The right to assign a lease is provided to residential tenants under the Residential Tenancies Act.
But, what about commercial tenants? Do they have similar rights?
Actually, they do! Have a look at s.23 of the Commercial Tenancies Act:
Licence to assign not to be unreasonably withheld
23. (1) In every lease made after the 1st day of September, 1911, containing a covenant, condition or agreement against assigning, underletting, or parting with the possession, or disposing of the land or property leased without licence or consent, such covenant, condition or agreement shall, unless the lease contains an express provision to the contrary, be deemed to be subject to a proviso to the effect that such licence or consent is not to be unreasonably withheld.
Application to court where consent to assignment or subletting withheld
(2) Where the landlord refuses or neglects to give a licence or consent to an assignment or sub-lease, a judge of the Superior Court of Justice, upon the application of the tenant or of the assignee or sub-tenant, made according to the rules of court, may make an order determining whether or not the licence or consent is unreasonably withheld and, where the judge is of opinion that the licence or consent is unreasonably withheld, permitting the assignment or sub-lease to be made, and such order is the equivalent of the licence or consent of the landlord within the meaning of any covenant or condition requiring the same and such assignment or sub-lease is not a breach thereof.
So, for a substantial period of time, commercial tenants have had this same right. However, there is a difference. For residential tenants, the right cannot be taken away.
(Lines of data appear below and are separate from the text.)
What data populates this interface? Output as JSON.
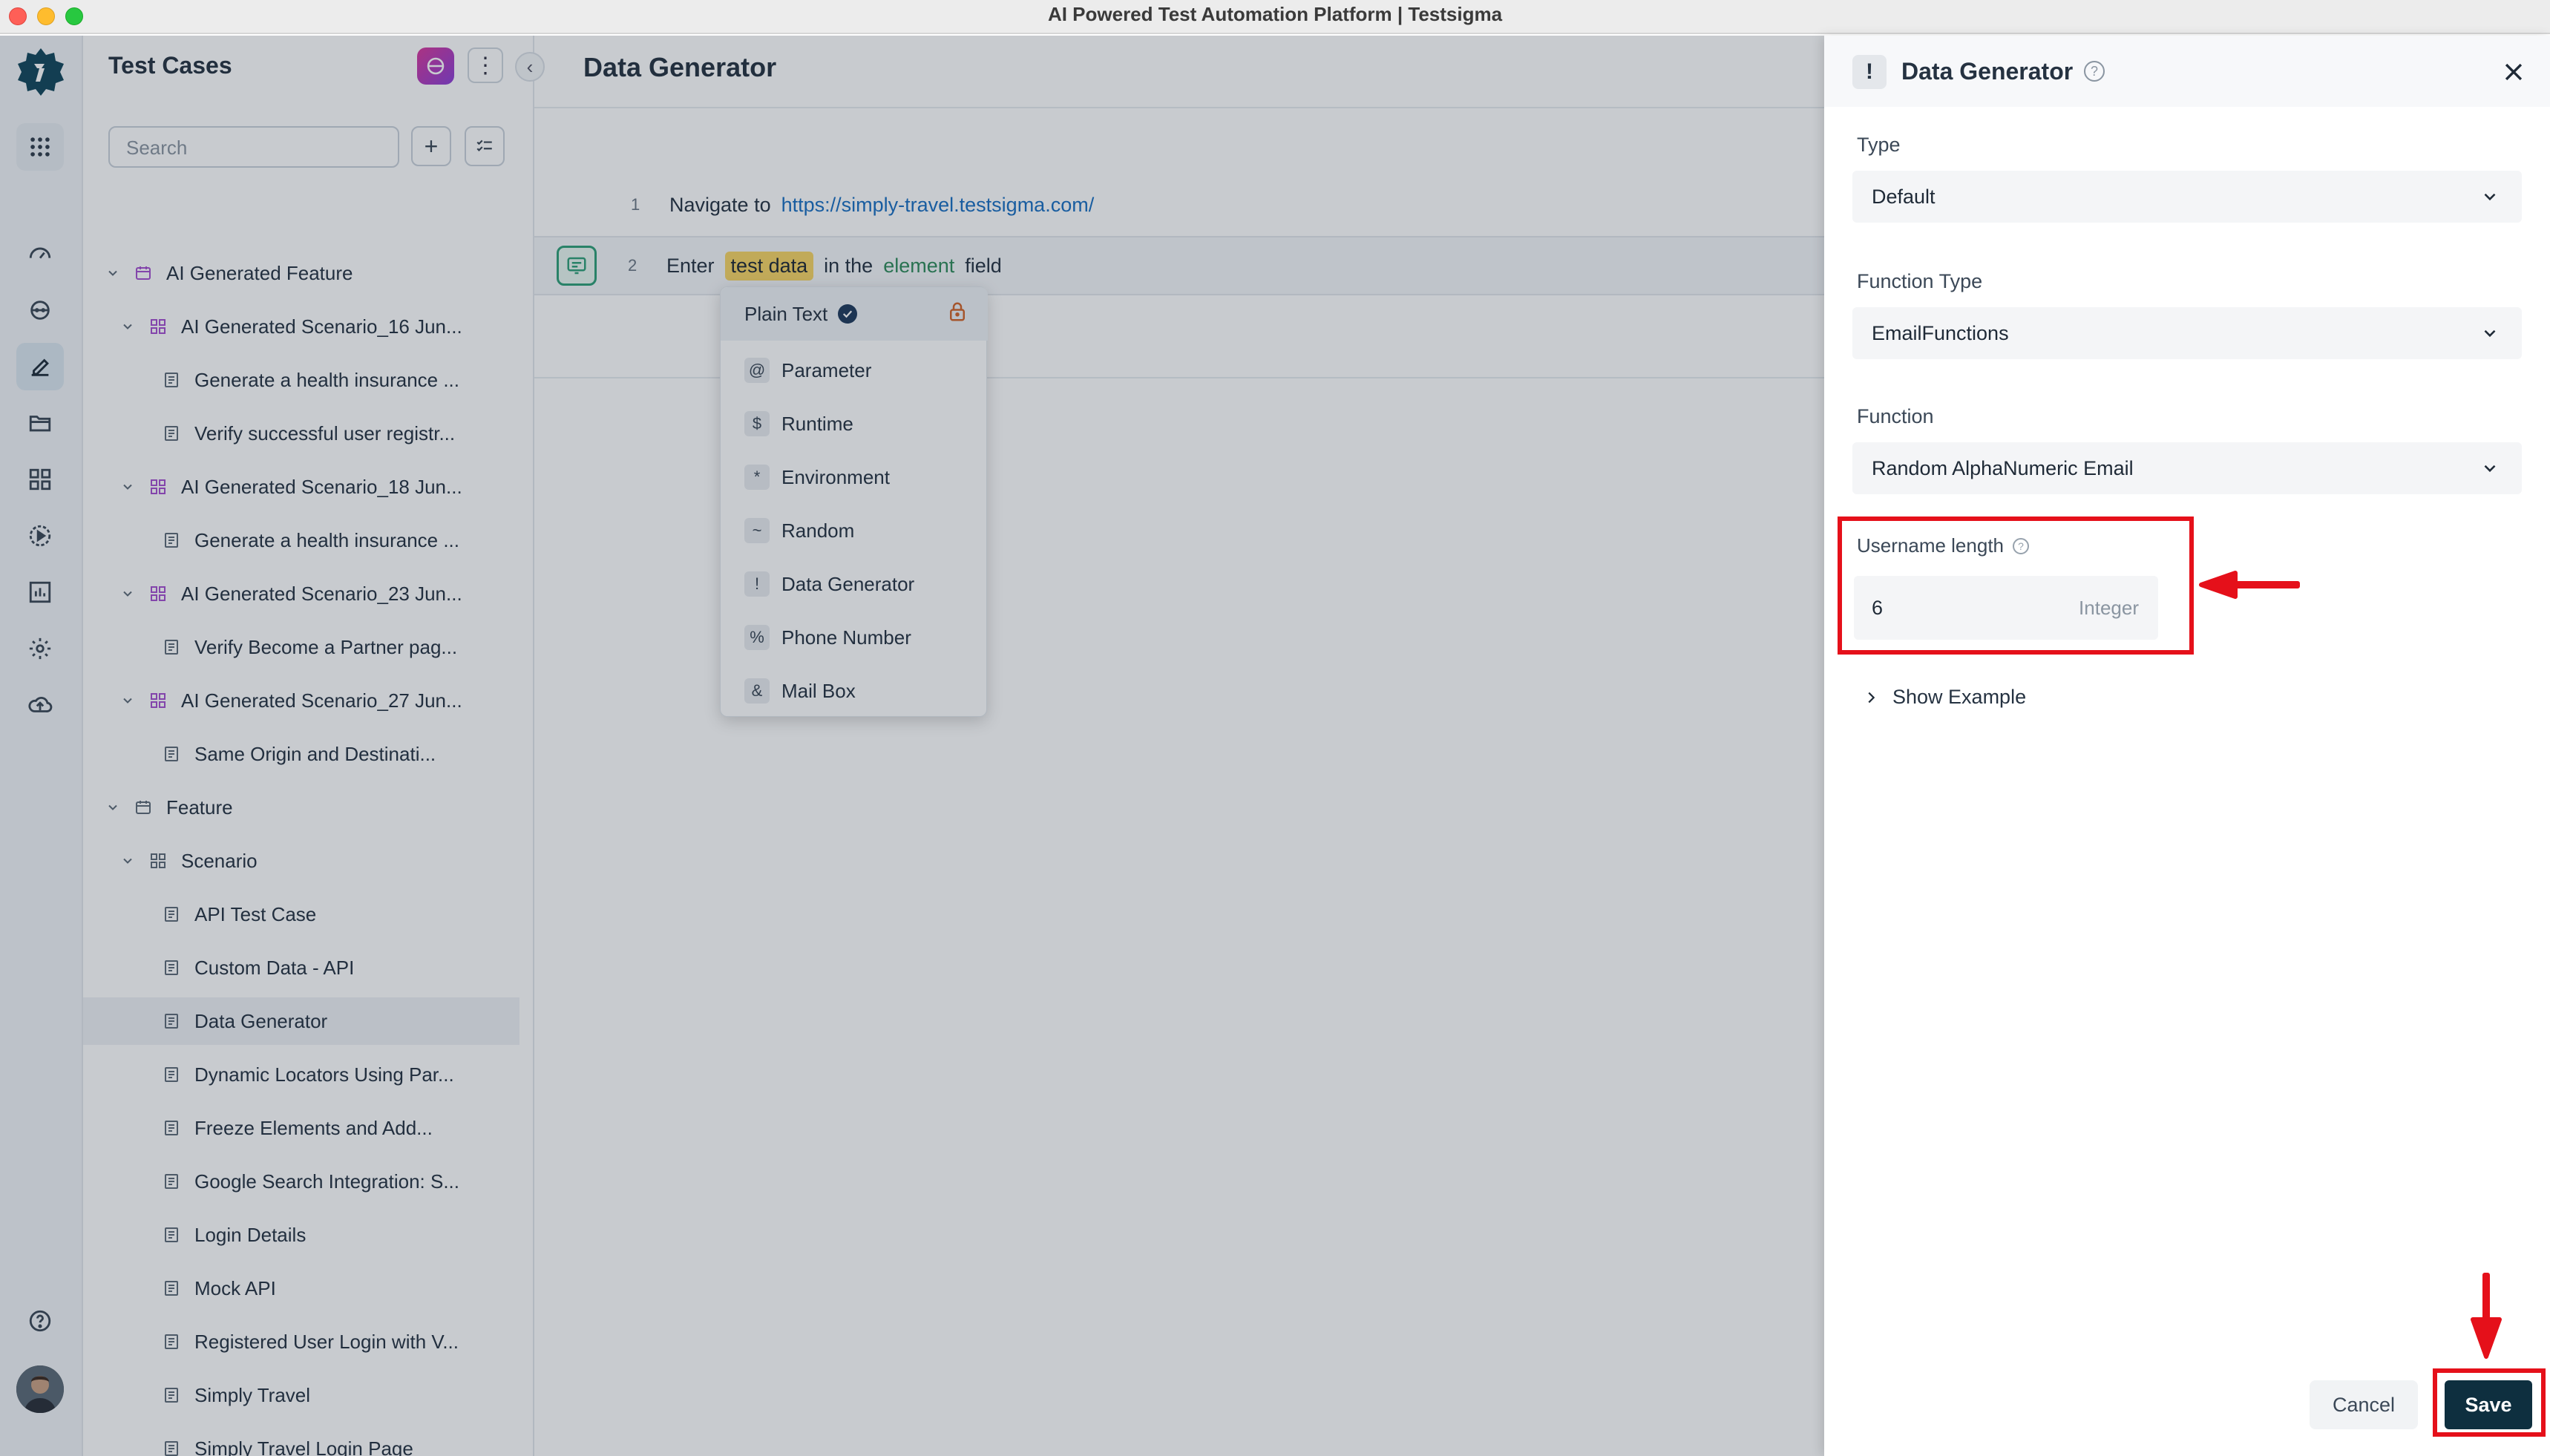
{
  "window": {
    "title": "AI Powered Test Automation Platform | Testsigma"
  },
  "sidebar": {
    "title": "Test Cases",
    "search_placeholder": "Search",
    "tree": [
      {
        "label": "AI Generated Feature",
        "level": 0,
        "kind": "feature"
      },
      {
        "label": "AI Generated Scenario_16 Jun...",
        "level": 1,
        "kind": "scenario"
      },
      {
        "label": "Generate a health insurance ...",
        "level": 2,
        "kind": "case"
      },
      {
        "label": "Verify successful user registr...",
        "level": 2,
        "kind": "case"
      },
      {
        "label": "AI Generated Scenario_18 Jun...",
        "level": 1,
        "kind": "scenario"
      },
      {
        "label": "Generate a health insurance ...",
        "level": 2,
        "kind": "case"
      },
      {
        "label": "AI Generated Scenario_23 Jun...",
        "level": 1,
        "kind": "scenario"
      },
      {
        "label": "Verify Become a Partner pag...",
        "level": 2,
        "kind": "case"
      },
      {
        "label": "AI Generated Scenario_27 Jun...",
        "level": 1,
        "kind": "scenario"
      },
      {
        "label": "Same Origin and Destinati...",
        "level": 2,
        "kind": "case"
      },
      {
        "label": "Feature",
        "level": 0,
        "kind": "feature"
      },
      {
        "label": "Scenario",
        "level": 1,
        "kind": "scenario"
      },
      {
        "label": "API Test Case",
        "level": 2,
        "kind": "case"
      },
      {
        "label": "Custom Data - API",
        "level": 2,
        "kind": "case"
      },
      {
        "label": "Data Generator",
        "level": 2,
        "kind": "case",
        "selected": true
      },
      {
        "label": "Dynamic Locators Using Par...",
        "level": 2,
        "kind": "case"
      },
      {
        "label": "Freeze Elements and Add...",
        "level": 2,
        "kind": "case"
      },
      {
        "label": "Google Search Integration: S...",
        "level": 2,
        "kind": "case"
      },
      {
        "label": "Login Details",
        "level": 2,
        "kind": "case"
      },
      {
        "label": "Mock API",
        "level": 2,
        "kind": "case"
      },
      {
        "label": "Registered User Login with V...",
        "level": 2,
        "kind": "case"
      },
      {
        "label": "Simply Travel",
        "level": 2,
        "kind": "case"
      },
      {
        "label": "Simply Travel Login Page",
        "level": 2,
        "kind": "case"
      }
    ]
  },
  "editor": {
    "title": "Data Generator",
    "steps": [
      {
        "num": "1",
        "action": "Navigate to",
        "url": "https://simply-travel.testsigma.com/"
      },
      {
        "num": "2",
        "action": "Enter",
        "chip": "test data",
        "middle": "in the",
        "element": "element",
        "tail": "field"
      }
    ],
    "dropdown": [
      {
        "symbol": "",
        "label": "Plain Text"
      },
      {
        "symbol": "@",
        "label": "Parameter"
      },
      {
        "symbol": "$",
        "label": "Runtime"
      },
      {
        "symbol": "*",
        "label": "Environment"
      },
      {
        "symbol": "~",
        "label": "Random"
      },
      {
        "symbol": "!",
        "label": "Data Generator"
      },
      {
        "symbol": "%",
        "label": "Phone Number"
      },
      {
        "symbol": "&",
        "label": "Mail Box"
      }
    ]
  },
  "panel": {
    "icon_symbol": "!",
    "title": "Data Generator",
    "type_label": "Type",
    "type_value": "Default",
    "function_type_label": "Function Type",
    "function_type_value": "EmailFunctions",
    "function_label": "Function",
    "function_value": "Random AlphaNumeric Email",
    "username_label": "Username length",
    "username_value": "6",
    "username_type": "Integer",
    "show_example": "Show Example",
    "cancel_label": "Cancel",
    "save_label": "Save"
  },
  "colors": {
    "highlight": "#e5101a",
    "save_button": "#0e2f3f",
    "chip": "#f6d465",
    "link": "#1a6fc2"
  }
}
However, for commercial tenants, the actual lease could state otherwise.
In more sophisticated leases, there will usually be a specific provision dealing with sub-letting.
In cases where the documentation is not drawn upon the Landlord’s 50 page form, then you will often find that the documentation is nothing more than the “Offer to Lease” or the “Agreement to Lease”. In those situations, the Commercial Tenancies Act prevails, and the right to assignment is included.
Brian Madigan LL.B., Broker